Bunnies Don't Belong in Easter Baskets (Unless They're Made of Chocolate)

Spring is here, and for many, Easter is coming. This holiday has many traditions for church-goers and families, but there's one tradition we can do without: the use of bunnies as a mascot for this holiday.

Sure, rabbits may be a pagan symbol of fertility, which is fitting for the start of Spring. The Easter Bunny, Easter's Santa-equivalent or even the Cadbury bunny with his fake bok-bok-bok, would be OK -- except people get this grand idea of giving real bunnies to their children or loved ones as presents, without knowing much about these creatures. When the novelty of a cute bunny on Easter morning wears of and the reality of long-term care sets in, these pets are surrendered to shelters, given away on Craigslist or released into nature where a tamed house rabbit is incapable of fending for itself like its wild-born brethren.

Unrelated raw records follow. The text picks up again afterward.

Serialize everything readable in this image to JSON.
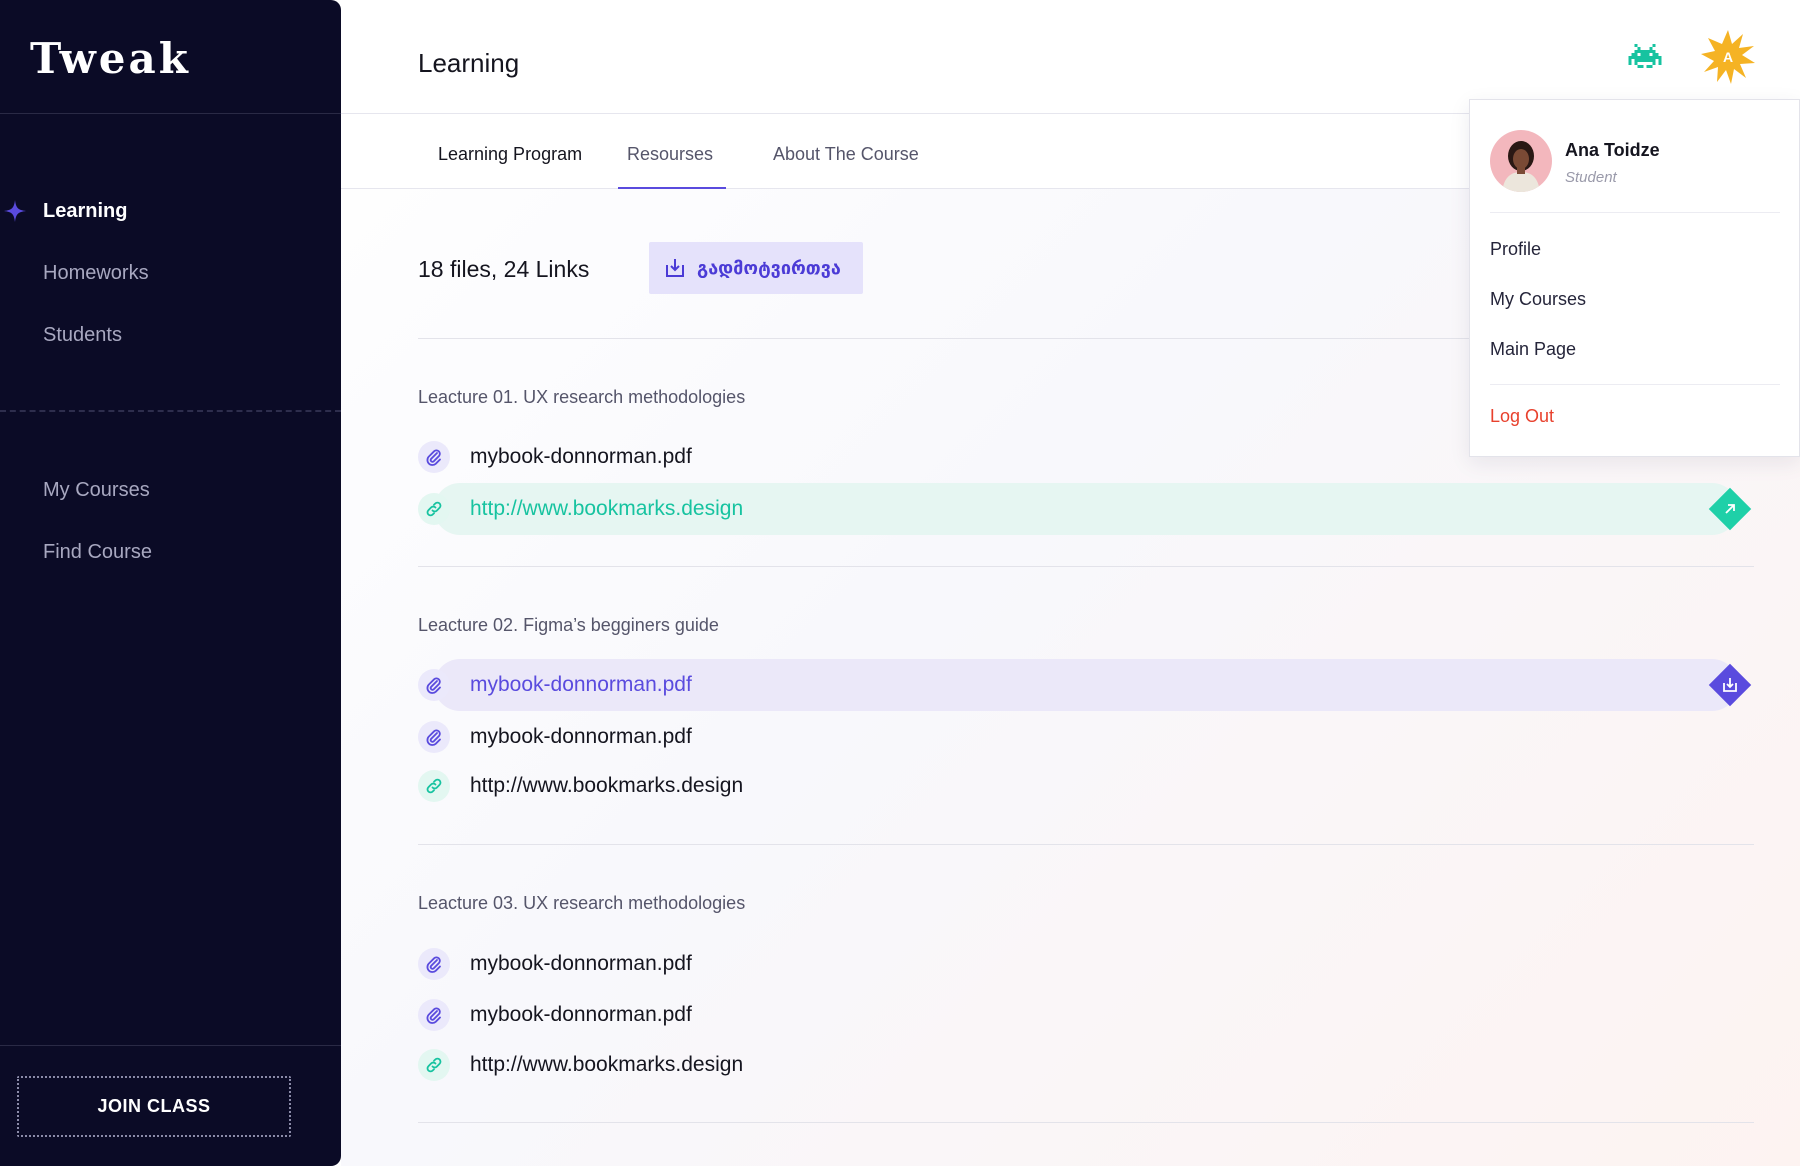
{
  "sidebar": {
    "logo": "Tweak",
    "items": [
      {
        "label": "Learning"
      },
      {
        "label": "Homeworks"
      },
      {
        "label": "Students"
      }
    ],
    "items2": [
      {
        "label": "My Courses"
      },
      {
        "label": "Find Course"
      }
    ],
    "join_label": "JOIN CLASS"
  },
  "header": {
    "title": "Learning",
    "avatar_initial": "A"
  },
  "tabs": [
    {
      "label": "Learning Program"
    },
    {
      "label": "Resourses"
    },
    {
      "label": "About The Course"
    }
  ],
  "resources": {
    "summary": "18 files, 24 Links",
    "download_label": "გადმოტვირთვა"
  },
  "lectures": [
    {
      "title": "Leacture 01. UX research methodologies",
      "items": [
        {
          "text": "mybook-donnorman.pdf"
        },
        {
          "text": "http://www.bookmarks.design"
        }
      ]
    },
    {
      "title": "Leacture 02. Figma’s begginers guide",
      "items": [
        {
          "text": "mybook-donnorman.pdf"
        },
        {
          "text": "mybook-donnorman.pdf"
        },
        {
          "text": "http://www.bookmarks.design"
        }
      ]
    },
    {
      "title": "Leacture 03. UX research methodologies",
      "items": [
        {
          "text": "mybook-donnorman.pdf"
        },
        {
          "text": "mybook-donnorman.pdf"
        },
        {
          "text": "http://www.bookmarks.design"
        }
      ]
    }
  ],
  "dropdown": {
    "name": "Ana Toidze",
    "role": "Student",
    "items": [
      {
        "label": "Profile"
      },
      {
        "label": "My Courses"
      },
      {
        "label": "Main Page"
      }
    ],
    "logout": "Log Out"
  },
  "colors": {
    "sidebar_bg": "#0b0b26",
    "accent_purple": "#5a4bde",
    "accent_teal": "#17c3a0",
    "avatar_star": "#f5b324",
    "logout_red": "#e8412d"
  },
  "icons": {
    "header_game": "space-invader-icon",
    "file": "paperclip-icon",
    "link": "chain-link-icon",
    "open": "arrow-up-right-icon",
    "download": "download-icon"
  }
}
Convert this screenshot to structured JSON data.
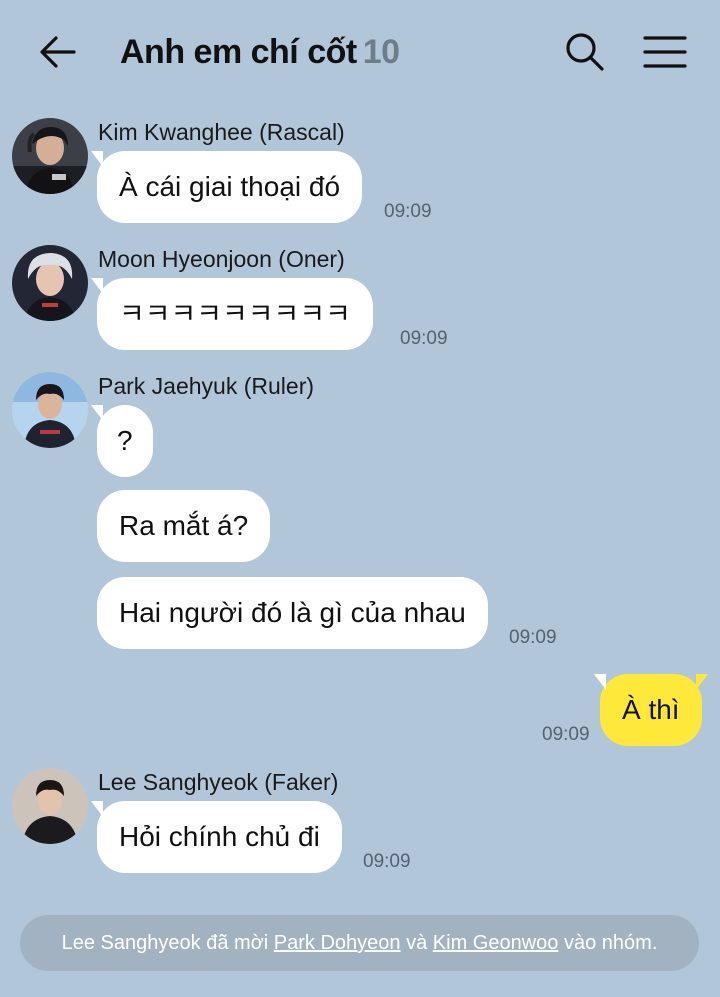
{
  "header": {
    "title": "Anh em chí cốt",
    "member_count": "10"
  },
  "messages": [
    {
      "sender": "Kim Kwanghee (Rascal)",
      "bubbles": [
        "À cái giai thoại đó"
      ],
      "time": "09:09"
    },
    {
      "sender": "Moon Hyeonjoon (Oner)",
      "bubbles": [
        "ㅋㅋㅋㅋㅋㅋㅋㅋㅋ"
      ],
      "time": "09:09"
    },
    {
      "sender": "Park Jaehyuk (Ruler)",
      "bubbles": [
        "?",
        "Ra mắt á?",
        "Hai người đó là gì của nhau"
      ],
      "time": "09:09"
    },
    {
      "sender": "Lee Sanghyeok (Faker)",
      "bubbles": [
        "Hỏi chính chủ đi"
      ],
      "time": "09:09"
    }
  ],
  "my_message": {
    "text": "À thì",
    "time": "09:09"
  },
  "notice": {
    "inviter": "Lee Sanghyeok",
    "invited_verb": "đã mời",
    "user1": "Park Dohyeon",
    "conjunction": "và",
    "user2": "Kim Geonwoo",
    "suffix": "vào nhóm."
  },
  "colors": {
    "background": "#b1c6d9",
    "my_bubble": "#fee93a",
    "other_bubble": "#ffffff",
    "notice_bg": "#a2b2c0"
  }
}
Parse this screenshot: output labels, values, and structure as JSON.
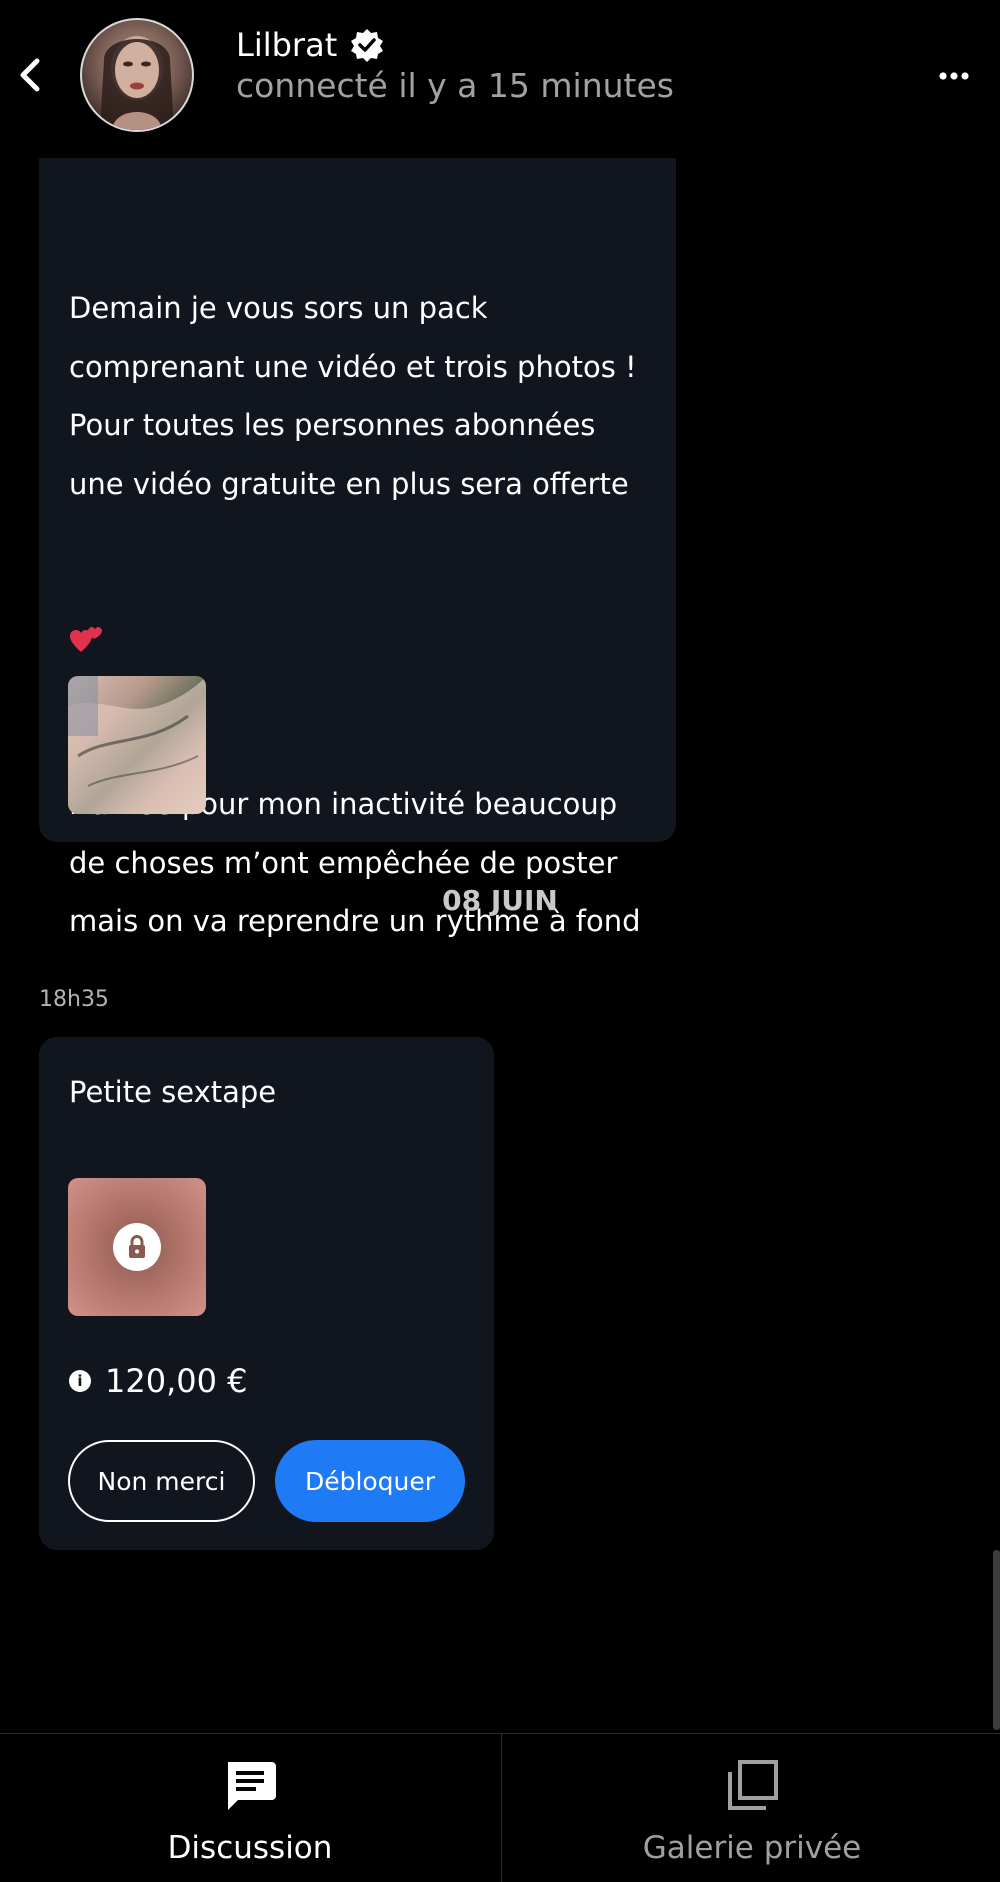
{
  "header": {
    "user_name": "Lilbrat",
    "presence": "connecté il y a 15 minutes",
    "back_icon": "chevron-left-icon",
    "verified_icon": "verified-badge-icon",
    "more_icon": "more-dots-icon"
  },
  "messages": {
    "first": {
      "paragraph_1": "Demain je vous sors un pack\ncomprenant une vidéo et trois photos !\nPour toutes les personnes abonnées\nune vidéo gratuite en plus sera offerte",
      "paragraph_2": "Navrée pour mon inactivité beaucoup\nde choses m’ont empêchée de poster\nmais on va reprendre un rythme à fond",
      "emoji": "two-hearts-icon"
    },
    "date_separator": "08 JUIN",
    "second": {
      "time": "18h35",
      "title": "Petite sextape",
      "price": "120,00 €",
      "lock_icon": "lock-icon",
      "info_icon": "info-icon",
      "decline_label": "Non merci",
      "unlock_label": "Débloquer"
    }
  },
  "bottom_nav": {
    "tabs": [
      {
        "label": "Discussion",
        "icon": "chat-icon",
        "active": true
      },
      {
        "label": "Galerie privée",
        "icon": "gallery-icon",
        "active": false
      }
    ]
  },
  "colors": {
    "background": "#000000",
    "bubble": "#11151d",
    "accent": "#1f7af5",
    "muted_text": "#a2a2a6"
  }
}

Although rabbits are the third most common companion mammal, they are often misunderstood. As a lagomorph caregiver for the past 10 years, let me fill you in on some facts about these furry little dudes.

Rabbits are herbivores, prey animals, with a different demeanor from their dog and cat counterparts. That's not to say bunnies aren't aggressive. Rabbit warrens aren't exactly dens of cuddles. Wild rabbits are territorial and will viciously fight each other. It's not uncommon in nature to see rabbits with missing eyes or ripped-off noses.

But your average house rabbit isn't like that. They are incredibly vulnerable -- lacking the sort of roaming confidence of carnivorous dogs and cats. Bunnies have evolved to hide their weaknesses, even if they are sick. Owners have to keep a close eye on any subtle changes in their bun's behavior, which could be a sign of illness.

Bunnies have the best poker faces, but they are also incredibly expressive.

They dance in circles when they are happy.

They stomp their feet at signs of danger, warning their warren-mates of predators.

They will rub their chins over every surface of your home that they can reach, claiming it as their own. Even you.

They chew incessantly and will destroy your books, baseboards and furniture.

They fancy electrical cords and some have electrocuted themselves this way.

They are silent -- unless they are in mortal pain.

Then, they scream.

And, no, they do not lay eggs. Chocolate, or otherwise.

Are you prepared for a march hare to make your home into their own personal Mad Tea Party? Are you ready to make sure your bunny friend always has hay and ample leafy greens to keep from getting gastrointestinal stasis? Did you know that they are companion animals that will get sad and lonely when you don't play with them? Are you ready to love this new addition to your home for the next ten years, or more?

If this is something that sounds good to you, the House Rabbit Society is a great resource for information about how to care for the new four-legged and cotton-tailed member of your household. If not, then the only bunny that ends up in your Easter basket should be made of chocolate.

Let's make a new holiday tradition: unless there is thorough research, a discussion and an agreement about care and ownership, let's not use pets as presents.

Chocolate animals are more than sufficient.